===== Exercise material =====

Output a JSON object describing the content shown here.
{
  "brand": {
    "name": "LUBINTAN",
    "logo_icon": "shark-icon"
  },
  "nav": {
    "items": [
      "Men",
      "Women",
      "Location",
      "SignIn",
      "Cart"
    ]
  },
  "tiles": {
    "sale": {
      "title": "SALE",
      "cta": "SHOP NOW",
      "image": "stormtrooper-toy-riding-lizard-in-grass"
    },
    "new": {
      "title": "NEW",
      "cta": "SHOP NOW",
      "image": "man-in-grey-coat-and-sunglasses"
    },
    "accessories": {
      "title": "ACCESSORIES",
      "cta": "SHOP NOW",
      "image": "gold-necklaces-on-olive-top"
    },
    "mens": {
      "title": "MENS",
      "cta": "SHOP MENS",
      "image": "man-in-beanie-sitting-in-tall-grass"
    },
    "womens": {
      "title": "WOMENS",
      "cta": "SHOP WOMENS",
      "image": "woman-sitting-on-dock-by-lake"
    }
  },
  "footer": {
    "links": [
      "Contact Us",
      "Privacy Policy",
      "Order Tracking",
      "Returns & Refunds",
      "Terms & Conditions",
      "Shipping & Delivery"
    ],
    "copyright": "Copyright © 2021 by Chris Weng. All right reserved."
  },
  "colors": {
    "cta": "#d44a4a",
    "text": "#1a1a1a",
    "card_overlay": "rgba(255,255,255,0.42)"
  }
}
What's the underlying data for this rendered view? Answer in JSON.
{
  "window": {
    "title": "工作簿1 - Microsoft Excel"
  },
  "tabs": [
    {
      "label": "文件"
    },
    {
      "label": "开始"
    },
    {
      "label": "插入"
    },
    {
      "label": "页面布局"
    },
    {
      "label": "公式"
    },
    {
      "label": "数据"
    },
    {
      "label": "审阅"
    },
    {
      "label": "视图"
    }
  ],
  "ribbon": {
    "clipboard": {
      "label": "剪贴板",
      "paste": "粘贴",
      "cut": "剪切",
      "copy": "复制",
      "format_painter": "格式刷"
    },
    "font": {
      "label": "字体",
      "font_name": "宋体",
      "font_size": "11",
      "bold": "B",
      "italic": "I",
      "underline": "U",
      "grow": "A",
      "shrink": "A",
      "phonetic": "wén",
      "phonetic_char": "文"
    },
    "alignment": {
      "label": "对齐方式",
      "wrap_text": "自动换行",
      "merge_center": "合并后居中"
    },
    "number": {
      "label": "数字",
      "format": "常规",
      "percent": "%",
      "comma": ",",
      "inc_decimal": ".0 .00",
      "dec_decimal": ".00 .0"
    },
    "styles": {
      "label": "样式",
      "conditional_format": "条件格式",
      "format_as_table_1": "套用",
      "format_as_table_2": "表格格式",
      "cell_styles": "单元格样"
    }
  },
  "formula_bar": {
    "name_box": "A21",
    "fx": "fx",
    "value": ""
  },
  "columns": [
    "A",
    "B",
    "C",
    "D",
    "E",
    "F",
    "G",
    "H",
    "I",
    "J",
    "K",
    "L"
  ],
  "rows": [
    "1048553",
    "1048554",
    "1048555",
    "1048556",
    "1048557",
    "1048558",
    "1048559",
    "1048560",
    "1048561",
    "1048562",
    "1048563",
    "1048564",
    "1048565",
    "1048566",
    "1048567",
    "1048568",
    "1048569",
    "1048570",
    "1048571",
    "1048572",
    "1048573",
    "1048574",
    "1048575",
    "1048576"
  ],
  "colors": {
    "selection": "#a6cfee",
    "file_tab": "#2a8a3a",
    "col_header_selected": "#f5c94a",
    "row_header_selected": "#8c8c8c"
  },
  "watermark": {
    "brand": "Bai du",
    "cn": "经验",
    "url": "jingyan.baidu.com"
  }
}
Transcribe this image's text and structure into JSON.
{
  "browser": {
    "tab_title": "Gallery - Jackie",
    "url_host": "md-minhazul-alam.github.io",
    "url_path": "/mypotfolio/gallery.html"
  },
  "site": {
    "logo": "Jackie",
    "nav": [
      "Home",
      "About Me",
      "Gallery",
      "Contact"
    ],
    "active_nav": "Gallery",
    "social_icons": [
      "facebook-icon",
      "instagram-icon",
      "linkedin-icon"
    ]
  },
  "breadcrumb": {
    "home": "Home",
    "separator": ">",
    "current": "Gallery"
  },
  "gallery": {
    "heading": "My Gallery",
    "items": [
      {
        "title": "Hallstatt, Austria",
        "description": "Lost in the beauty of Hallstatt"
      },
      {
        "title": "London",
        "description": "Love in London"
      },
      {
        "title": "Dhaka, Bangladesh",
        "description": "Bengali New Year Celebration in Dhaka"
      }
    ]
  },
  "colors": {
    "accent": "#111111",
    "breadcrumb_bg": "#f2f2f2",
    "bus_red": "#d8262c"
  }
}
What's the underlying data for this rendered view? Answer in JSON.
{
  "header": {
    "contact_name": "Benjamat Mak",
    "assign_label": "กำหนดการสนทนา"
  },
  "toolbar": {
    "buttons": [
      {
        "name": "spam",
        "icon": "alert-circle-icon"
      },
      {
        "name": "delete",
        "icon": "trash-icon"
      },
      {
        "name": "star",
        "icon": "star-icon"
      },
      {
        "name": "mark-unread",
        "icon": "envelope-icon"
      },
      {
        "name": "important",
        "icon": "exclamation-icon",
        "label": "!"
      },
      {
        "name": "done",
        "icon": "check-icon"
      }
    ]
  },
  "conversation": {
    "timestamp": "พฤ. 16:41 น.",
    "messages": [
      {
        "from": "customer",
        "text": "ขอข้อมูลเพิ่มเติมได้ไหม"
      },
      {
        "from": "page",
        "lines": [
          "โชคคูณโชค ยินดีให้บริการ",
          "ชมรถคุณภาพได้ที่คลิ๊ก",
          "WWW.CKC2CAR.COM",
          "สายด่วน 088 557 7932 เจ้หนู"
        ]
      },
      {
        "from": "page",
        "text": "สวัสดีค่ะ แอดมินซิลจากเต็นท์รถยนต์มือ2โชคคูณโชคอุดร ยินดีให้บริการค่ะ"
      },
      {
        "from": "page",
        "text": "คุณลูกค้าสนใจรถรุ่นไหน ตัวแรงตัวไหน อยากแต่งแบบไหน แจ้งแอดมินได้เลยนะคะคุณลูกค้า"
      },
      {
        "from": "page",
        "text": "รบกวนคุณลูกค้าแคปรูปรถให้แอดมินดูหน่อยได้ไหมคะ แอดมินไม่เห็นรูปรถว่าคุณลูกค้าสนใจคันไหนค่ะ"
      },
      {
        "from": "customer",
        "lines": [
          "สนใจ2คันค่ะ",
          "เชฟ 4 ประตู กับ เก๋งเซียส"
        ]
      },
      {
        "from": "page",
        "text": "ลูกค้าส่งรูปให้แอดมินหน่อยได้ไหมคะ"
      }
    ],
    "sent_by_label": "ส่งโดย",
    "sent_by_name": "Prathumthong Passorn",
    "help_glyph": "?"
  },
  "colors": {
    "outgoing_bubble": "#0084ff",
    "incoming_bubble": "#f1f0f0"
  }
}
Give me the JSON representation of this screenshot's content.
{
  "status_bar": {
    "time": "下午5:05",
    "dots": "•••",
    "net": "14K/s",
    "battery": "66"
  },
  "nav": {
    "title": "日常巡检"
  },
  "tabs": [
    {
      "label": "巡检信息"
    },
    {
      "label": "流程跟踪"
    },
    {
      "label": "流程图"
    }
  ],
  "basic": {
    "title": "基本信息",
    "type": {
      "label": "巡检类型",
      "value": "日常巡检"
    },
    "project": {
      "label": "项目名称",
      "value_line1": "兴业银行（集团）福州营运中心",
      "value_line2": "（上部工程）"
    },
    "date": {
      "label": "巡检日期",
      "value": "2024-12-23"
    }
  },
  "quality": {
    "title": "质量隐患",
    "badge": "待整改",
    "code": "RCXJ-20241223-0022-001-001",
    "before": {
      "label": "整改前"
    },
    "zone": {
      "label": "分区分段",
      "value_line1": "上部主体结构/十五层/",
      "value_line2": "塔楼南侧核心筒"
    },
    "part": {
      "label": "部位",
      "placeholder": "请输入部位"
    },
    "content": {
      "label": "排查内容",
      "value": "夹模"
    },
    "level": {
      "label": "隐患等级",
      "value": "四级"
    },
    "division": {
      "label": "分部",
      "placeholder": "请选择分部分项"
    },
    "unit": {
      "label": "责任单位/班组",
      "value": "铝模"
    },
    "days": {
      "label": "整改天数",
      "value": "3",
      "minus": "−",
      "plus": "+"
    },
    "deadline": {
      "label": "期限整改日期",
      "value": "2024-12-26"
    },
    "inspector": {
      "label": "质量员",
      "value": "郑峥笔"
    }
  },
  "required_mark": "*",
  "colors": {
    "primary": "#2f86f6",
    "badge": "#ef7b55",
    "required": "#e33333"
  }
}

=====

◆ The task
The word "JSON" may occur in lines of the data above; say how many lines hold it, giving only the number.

◆ Exercise response
5